The outreach component is a recent addition to our Read and Publish agreement. In essence, it offers additional services that researchers can use to support the translation and dissemination of research to a much wider audience, including practitioners, policy makers and the general public.  Our outreach services are not limited to research published with Karger or the health sciences which creates an additional value for customers. Overall, I think everyone within the scholarly communications industry has a fundamental responsibility to ensure that we are using popular channels to explain the tangible benefits of research to the general public, ultimately increasing trust in science.
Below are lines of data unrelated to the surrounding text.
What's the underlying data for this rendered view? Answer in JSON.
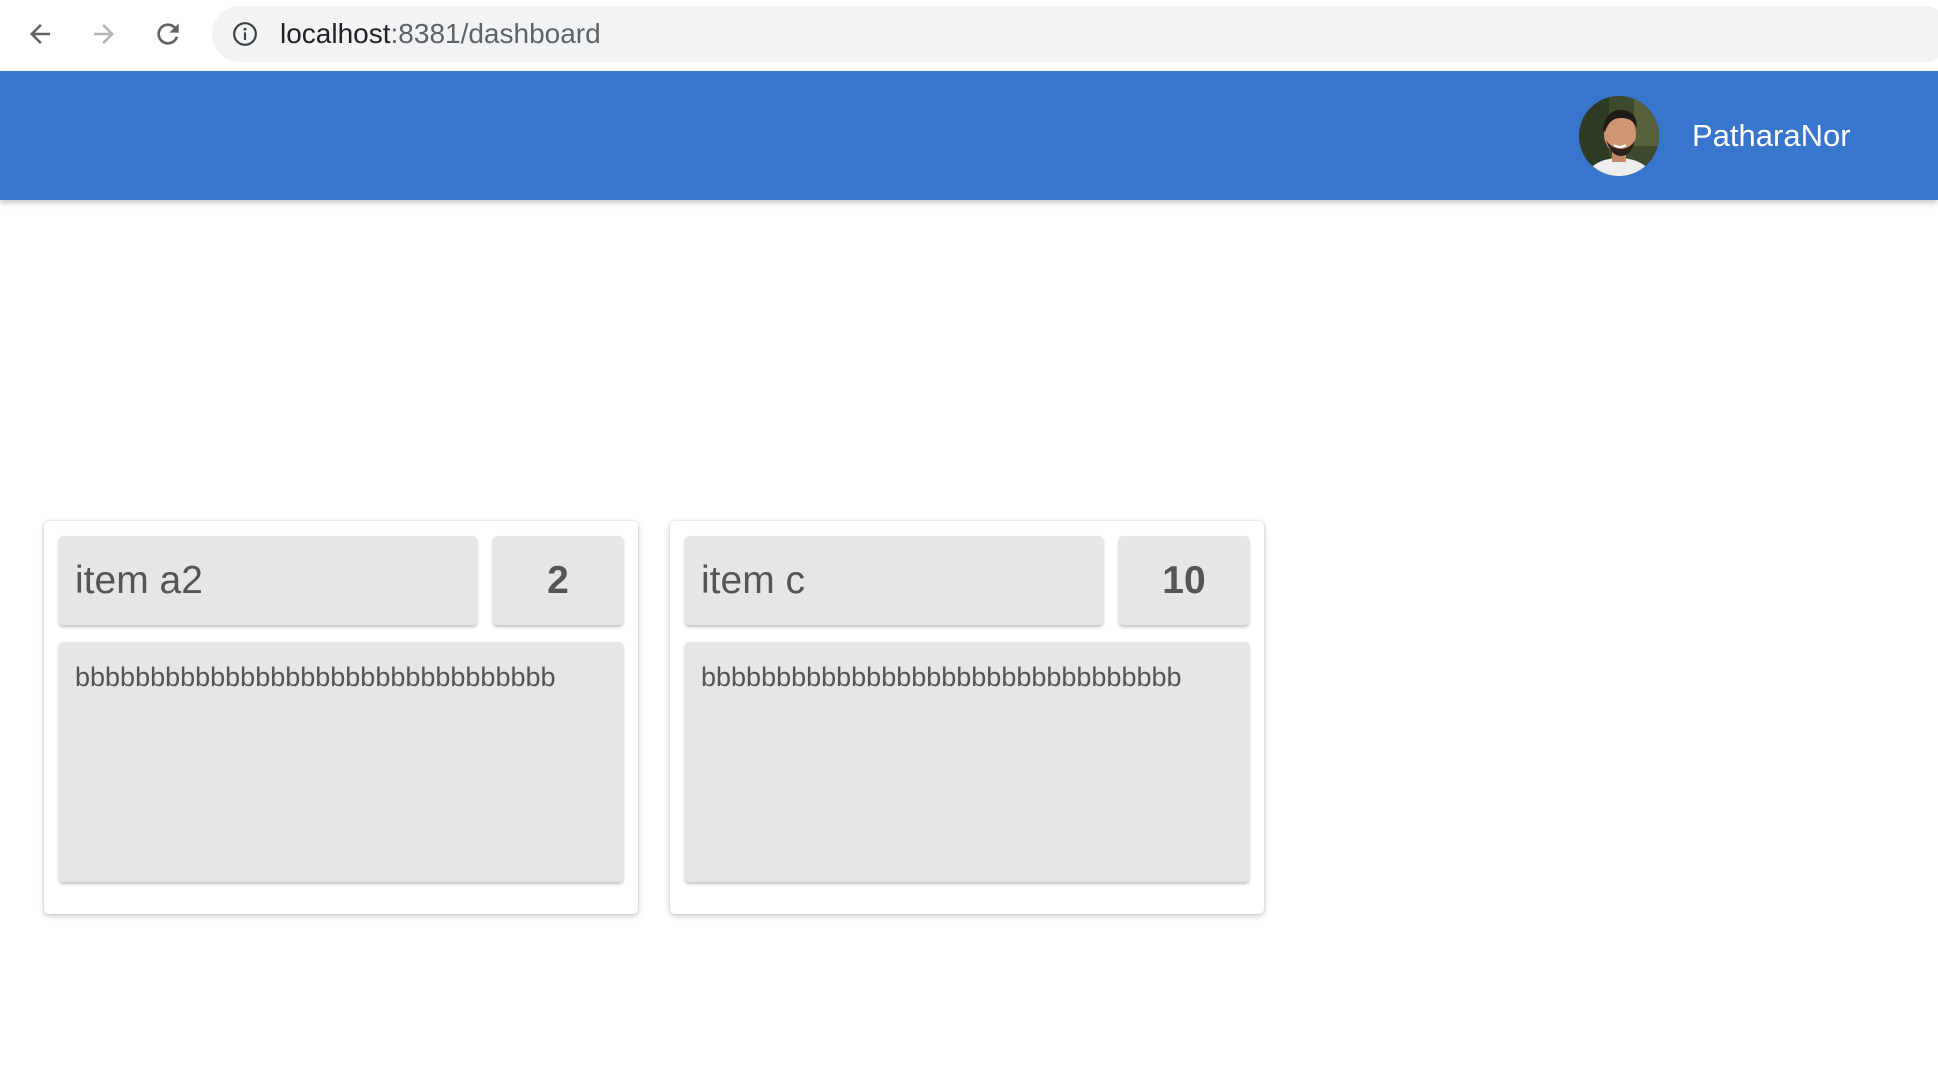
{
  "browser": {
    "url_host": "localhost",
    "url_rest": ":8381/dashboard",
    "icons": {
      "back": "arrow-left-icon",
      "forward": "arrow-right-icon",
      "reload": "reload-icon",
      "info": "info-icon"
    }
  },
  "header": {
    "background_color": "#3875cd",
    "user_name": "PatharaNor",
    "avatar": "user-avatar"
  },
  "cards": [
    {
      "title": "item a2",
      "count": "2",
      "body": "bbbbbbbbbbbbbbbbbbbbbbbbbbbbbbbb"
    },
    {
      "title": "item c",
      "count": "10",
      "body": "bbbbbbbbbbbbbbbbbbbbbbbbbbbbbbbb"
    }
  ]
}
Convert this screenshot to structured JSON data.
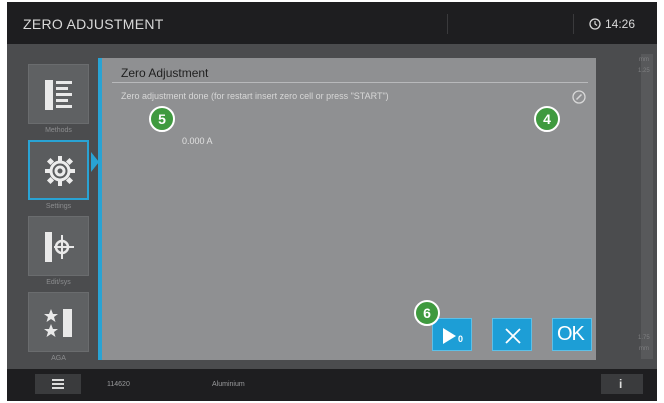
{
  "header": {
    "title": "ZERO ADJUSTMENT",
    "time": "14:26",
    "clock_icon": "clock-icon"
  },
  "sidebar": {
    "items": [
      {
        "icon": "methods-list-icon",
        "label": "Methods"
      },
      {
        "icon": "settings-gear-icon",
        "label": "Settings",
        "active": true
      },
      {
        "icon": "edit-target-icon",
        "label": "Edit/sys"
      },
      {
        "icon": "grade-stars-icon",
        "label": "AGA"
      }
    ]
  },
  "scale": {
    "top_label": "mm",
    "top_value": "1.25",
    "bottom_value": "1.75",
    "bottom_label": "mm"
  },
  "dialog": {
    "title": "Zero Adjustment",
    "message": "Zero adjustment done (for restart insert zero cell or press \"START\")",
    "measurement": "0.000 A",
    "edit_icon": "edit-circle-icon",
    "buttons": {
      "start_icon": "play-zero-icon",
      "start_subscript": "0",
      "cancel_icon": "close-icon",
      "ok_label": "OK"
    }
  },
  "callouts": [
    "5",
    "4",
    "6"
  ],
  "footer": {
    "menu_icon": "hamburger-menu-icon",
    "status_left": "114620",
    "status_material": "Aluminium",
    "info_label": "i"
  },
  "colors": {
    "accent": "#29a3d4",
    "button": "#1d9ed6",
    "callout": "#3f9a3f",
    "bar": "#1e1e20"
  }
}
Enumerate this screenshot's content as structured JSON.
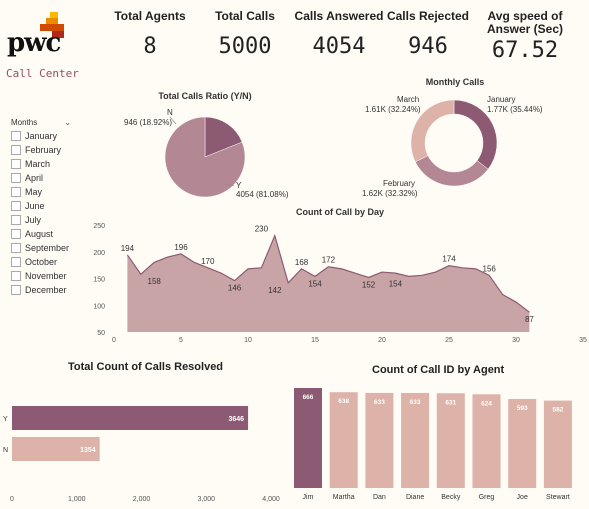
{
  "brand": {
    "logo_text": "pwc",
    "subtitle": "Call Center",
    "colors": {
      "red": "#d04a02",
      "orange": "#eb8c00",
      "yellow": "#ffb600",
      "dark": "#b02a1c"
    }
  },
  "kpis": [
    {
      "label": "Total Agents",
      "value": "8"
    },
    {
      "label": "Total Calls",
      "value": "5000"
    },
    {
      "label": "Calls Answered",
      "value": "4054"
    },
    {
      "label": "Calls Rejected",
      "value": "946"
    },
    {
      "label": "Avg speed of Answer (Sec)",
      "value": "67.52"
    }
  ],
  "slicer": {
    "title": "Months",
    "items": [
      "January",
      "February",
      "March",
      "April",
      "May",
      "June",
      "July",
      "August",
      "September",
      "October",
      "November",
      "December"
    ]
  },
  "colors": {
    "dark": "#8c5a72",
    "mid": "#b48795",
    "light": "#ddb2a8",
    "area": "#c9a4a6",
    "line": "#8c5a72"
  },
  "chart_data": [
    {
      "type": "pie",
      "title": "Total Calls Ratio (Y/N)",
      "categories": [
        "N",
        "Y"
      ],
      "values": [
        946,
        4054
      ],
      "labels": [
        "946 (18.92%)",
        "4054 (81.08%)"
      ]
    },
    {
      "type": "pie",
      "title": "Monthly Calls",
      "categories": [
        "January",
        "February",
        "March"
      ],
      "values": [
        1.77,
        1.62,
        1.61
      ],
      "labels": [
        "1.77K (35.44%)",
        "1.62K (32.32%)",
        "1.61K (32.24%)"
      ]
    },
    {
      "type": "area",
      "title": "Count of Call by Day",
      "x": [
        1,
        2,
        3,
        4,
        5,
        6,
        7,
        8,
        9,
        10,
        11,
        12,
        13,
        14,
        15,
        16,
        17,
        18,
        19,
        20,
        21,
        22,
        23,
        24,
        25,
        26,
        27,
        28,
        29,
        30,
        31
      ],
      "values": [
        194,
        158,
        180,
        190,
        196,
        180,
        170,
        160,
        146,
        168,
        170,
        230,
        142,
        168,
        154,
        172,
        168,
        160,
        152,
        162,
        160,
        154,
        156,
        162,
        174,
        170,
        168,
        156,
        120,
        106,
        87
      ],
      "labels": [
        "194",
        "158",
        "196",
        "170",
        "146",
        "230",
        "142",
        "168",
        "154",
        "172",
        "152",
        "154",
        "174",
        "156",
        "87"
      ],
      "label_x": [
        1,
        3,
        5,
        7,
        9,
        11,
        12,
        14,
        15,
        16,
        19,
        21,
        25,
        28,
        31
      ],
      "label_y": [
        194,
        158,
        196,
        170,
        146,
        230,
        142,
        168,
        154,
        172,
        152,
        154,
        174,
        156,
        87
      ],
      "xlim": [
        0,
        35
      ],
      "ylim": [
        50,
        250
      ],
      "xticks": [
        "0",
        "5",
        "10",
        "15",
        "20",
        "25",
        "30",
        "35"
      ],
      "yticks": [
        "50",
        "100",
        "150",
        "200",
        "250"
      ]
    },
    {
      "type": "bar",
      "orientation": "horizontal",
      "title": "Total Count of Calls Resolved",
      "categories": [
        "Y",
        "N"
      ],
      "values": [
        3646,
        1354
      ],
      "labels": [
        "3646",
        "1354"
      ],
      "xlim": [
        0,
        4000
      ],
      "xticks": [
        "0",
        "1,000",
        "2,000",
        "3,000",
        "4,000"
      ]
    },
    {
      "type": "bar",
      "title": "Count of Call ID by Agent",
      "categories": [
        "Jim",
        "Martha",
        "Dan",
        "Diane",
        "Becky",
        "Greg",
        "Joe",
        "Stewart"
      ],
      "values": [
        666,
        638,
        633,
        633,
        631,
        624,
        593,
        582
      ],
      "labels": [
        "666",
        "638",
        "633",
        "633",
        "631",
        "624",
        "593",
        "582"
      ]
    }
  ]
}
How important is it that Karger – and other commercial academic publishers – embrace the needs of other stakeholders such as the research and library community?

Every publisher needs to embrace the needs of all stakeholders within the community, but we have seen the landscape shift considerably over recent years, so you constantly need to ask yourself how well you understand the current environment. The shift has also created a number of areas of tension, and you need to try to balance all stakeholders' needs and be very aware of those areas of tension in your decision-making. 

I think it’s important to note that you won’t always get it right. Generally, our approach is to set policies that help the customers that we work with achieve institutions broader goals, but also recognise that, at a micro level, we need to have a flexible approach with individual stakeholders.

What are your wider hopes for the Open Access movement and the future of scholarly communications? If you had a time machine, where might we be 10 years down the line?

We've been a progressive publisher in the Open Access transition and tried most models out there.  Right now, it feels like the broader landscape is at a crossroads, and it's more complicated than ever to predict what the future scholarly record will look like even three to five years from now. 

My hope for 10 years from now, though, is that we feel we’ve achieved the public benefits that Open Access promises. I would love to feel that it’s positively impacted the public trust in science. We will have to get honest about it; if we assume just making scientific journal articles freely available is enough to engage the public, I fear we will have the opposite effect. So, it’s going to take a significant commitment by the whole research ecosystem, but the outcome would be the democratisation of science we all strive for.

What do you get up to in your spare time? Any interesting hobbies or pastimes you want to tell us about?

Like most people, I enjoy travelling with my family, and we do a lot of walking in Wales, where we live. One thing 20 years in publishing has given me, thanks to plenty of travelling, is a well-developed reading habit – my old English teacher would be proud!

Interview by Tim Gillett